In a history of spoken word, Williams highlighted the medium’s roots in black culture, harkening to the era of the Harlem Renaissance in the 1920s.

Members of the workshop crafted their own spoken word, and had the opportunity to share and critique their work with others. In sum, the conference was a veritable success for the community with respect to solidarity. Williams, one of the conference’s leading organizers, attributed the future of equality reform to the next generation.

“This event is facilitated by both adults and young people, because inter-generational collaboration is important.”

Prospects for Equality in Maine

Gia Drew sees a veritable future for the community and general equality in Maine.
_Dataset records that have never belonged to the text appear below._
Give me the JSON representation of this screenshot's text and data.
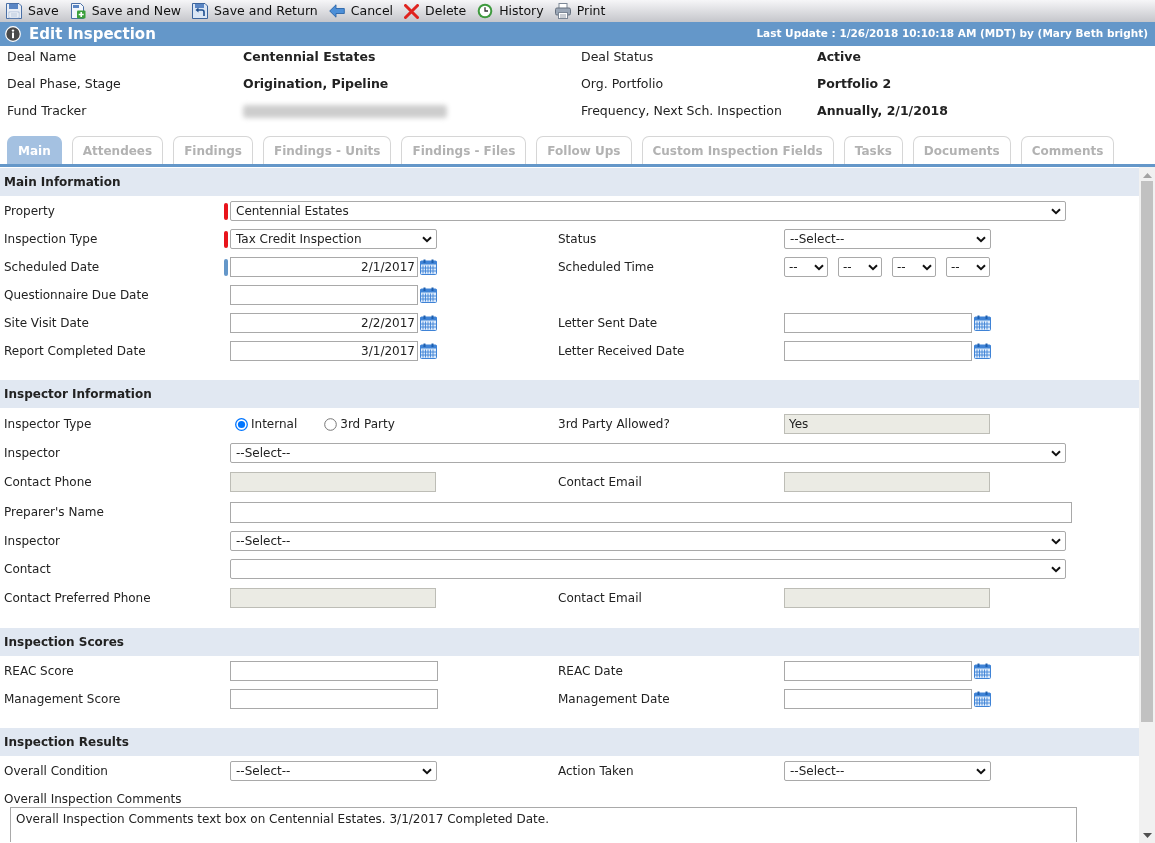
{
  "toolbar": [
    {
      "kind": "save",
      "label": "Save"
    },
    {
      "kind": "save_new",
      "label": "Save and New"
    },
    {
      "kind": "save_return",
      "label": "Save and Return"
    },
    {
      "kind": "cancel",
      "label": "Cancel"
    },
    {
      "kind": "delete",
      "label": "Delete"
    },
    {
      "kind": "history",
      "label": "History"
    },
    {
      "kind": "print",
      "label": "Print"
    }
  ],
  "header": {
    "title": "Edit Inspection",
    "last_update": "Last Update : 1/26/2018 10:10:18 AM (MDT) by (Mary Beth bright)"
  },
  "deal_info": [
    {
      "label": "Deal Name",
      "value": "Centennial Estates",
      "redacted": false
    },
    {
      "label": "Deal Status",
      "value": "Active",
      "redacted": false
    },
    {
      "label": "Deal Phase, Stage",
      "value": "Origination, Pipeline",
      "redacted": false
    },
    {
      "label": "Org. Portfolio",
      "value": "Portfolio 2",
      "redacted": false
    },
    {
      "label": "Fund Tracker",
      "redacted": true
    },
    {
      "label": "Frequency, Next Sch. Inspection",
      "value": "Annually, 2/1/2018",
      "redacted": false
    }
  ],
  "tabs": [
    {
      "label": "Main",
      "selected": true
    },
    {
      "label": "Attendees",
      "selected": false
    },
    {
      "label": "Findings",
      "selected": false
    },
    {
      "label": "Findings - Units",
      "selected": false
    },
    {
      "label": "Findings - Files",
      "selected": false
    },
    {
      "label": "Follow Ups",
      "selected": false
    },
    {
      "label": "Custom Inspection Fields",
      "selected": false
    },
    {
      "label": "Tasks",
      "selected": false
    },
    {
      "label": "Documents",
      "selected": false
    },
    {
      "label": "Comments",
      "selected": false
    }
  ],
  "sections": [
    {
      "title": "Main Information",
      "rows": [
        {
          "items": [
            {
              "label": "Property",
              "color": "#e8141b",
              "control": {
                "kind": "long_dropdown",
                "value": "Centennial Estates"
              }
            }
          ]
        },
        {
          "items": [
            {
              "label": "Inspection Type",
              "color": "#e8141b",
              "control": {
                "kind": "dropdown",
                "value": "Tax Credit Inspection"
              }
            },
            {
              "label": "Status",
              "control": {
                "kind": "dropdown",
                "value": "--Select--"
              }
            }
          ]
        },
        {
          "items": [
            {
              "label": "Scheduled Date",
              "color": "#6497c9",
              "control": {
                "kind": "date",
                "value": "2/1/2017"
              }
            },
            {
              "label": "Scheduled Time",
              "control": {
                "kind": "time",
                "parts": [
                  "--",
                  "--",
                  "--",
                  "--"
                ]
              }
            }
          ]
        },
        {
          "items": [
            {
              "label": "Questionnaire Due Date",
              "control": {
                "kind": "date"
              }
            }
          ]
        },
        {
          "items": [
            {
              "label": "Site Visit Date",
              "control": {
                "kind": "date",
                "value": "2/2/2017"
              }
            },
            {
              "label": "Letter Sent Date",
              "control": {
                "kind": "date"
              }
            }
          ]
        },
        {
          "items": [
            {
              "label": "Report Completed Date",
              "control": {
                "kind": "date",
                "value": "3/1/2017"
              }
            },
            {
              "label": "Letter Received Date",
              "control": {
                "kind": "date"
              }
            }
          ]
        }
      ]
    },
    {
      "title": "Inspector Information",
      "rows": [
        {
          "items": [
            {
              "label": "Inspector Type",
              "control": {
                "kind": "radios",
                "options": [
                  {
                    "label": "Internal",
                    "selected": true
                  },
                  {
                    "label": "3rd Party",
                    "selected": false
                  }
                ]
              }
            },
            {
              "label": "3rd Party Allowed?",
              "control": {
                "kind": "readonly",
                "value": "Yes"
              }
            }
          ]
        },
        {
          "items": [
            {
              "label": "Inspector",
              "control": {
                "kind": "long_dropdown",
                "value": "--Select--"
              }
            }
          ]
        },
        {
          "items": [
            {
              "label": "Contact Phone",
              "control": {
                "kind": "readonly"
              }
            },
            {
              "label": "Contact Email",
              "control": {
                "kind": "readonly"
              }
            }
          ]
        },
        {
          "items": [
            {
              "label": "Preparer's Name",
              "control": {
                "kind": "long_text"
              }
            }
          ]
        },
        {
          "items": [
            {
              "label": "Inspector",
              "control": {
                "kind": "long_dropdown",
                "value": "--Select--"
              }
            }
          ]
        },
        {
          "items": [
            {
              "label": "Contact",
              "control": {
                "kind": "long_dropdown"
              }
            }
          ]
        },
        {
          "items": [
            {
              "label": "Contact Preferred Phone",
              "control": {
                "kind": "readonly"
              }
            },
            {
              "label": "Contact Email",
              "control": {
                "kind": "readonly"
              }
            }
          ]
        }
      ]
    },
    {
      "title": "Inspection Scores",
      "rows": [
        {
          "items": [
            {
              "label": "REAC Score",
              "control": {
                "kind": "text"
              }
            },
            {
              "label": "REAC Date",
              "control": {
                "kind": "date"
              }
            }
          ]
        },
        {
          "items": [
            {
              "label": "Management Score",
              "control": {
                "kind": "text"
              }
            },
            {
              "label": "Management Date",
              "control": {
                "kind": "date"
              }
            }
          ]
        }
      ]
    },
    {
      "title": "Inspection Results",
      "rows": [
        {
          "items": [
            {
              "label": "Overall Condition",
              "control": {
                "kind": "dropdown",
                "value": "--Select--"
              }
            },
            {
              "label": "Action Taken",
              "control": {
                "kind": "dropdown",
                "value": "--Select--"
              }
            }
          ]
        },
        {
          "items": [
            {
              "label": "Overall Inspection Comments",
              "control": {
                "kind": "textarea",
                "value": "Overall Inspection Comments text box on Centennial Estates. 3/1/2017 Completed Date."
              }
            }
          ]
        }
      ]
    }
  ]
}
“Maybe that day isn’t far off,” said Drew, envisioning a state of total equality, “from where I was when I was a little kid. To be in a place now where we have so many elected officials in the state of Maine… We have definitely made progress, but we have to make continual progress.”

Her experiences in the community have given her the opportunity to aid Maine’s aspiring youth, who will enter an environment that will accept, rather than reject, their blossoming identities.

Success, Drew said, is being able to be yourself without the fear of being harassed or discriminated against. You get to be you; that’s something you should be proud of.

Comments are not available on this story.

filed under: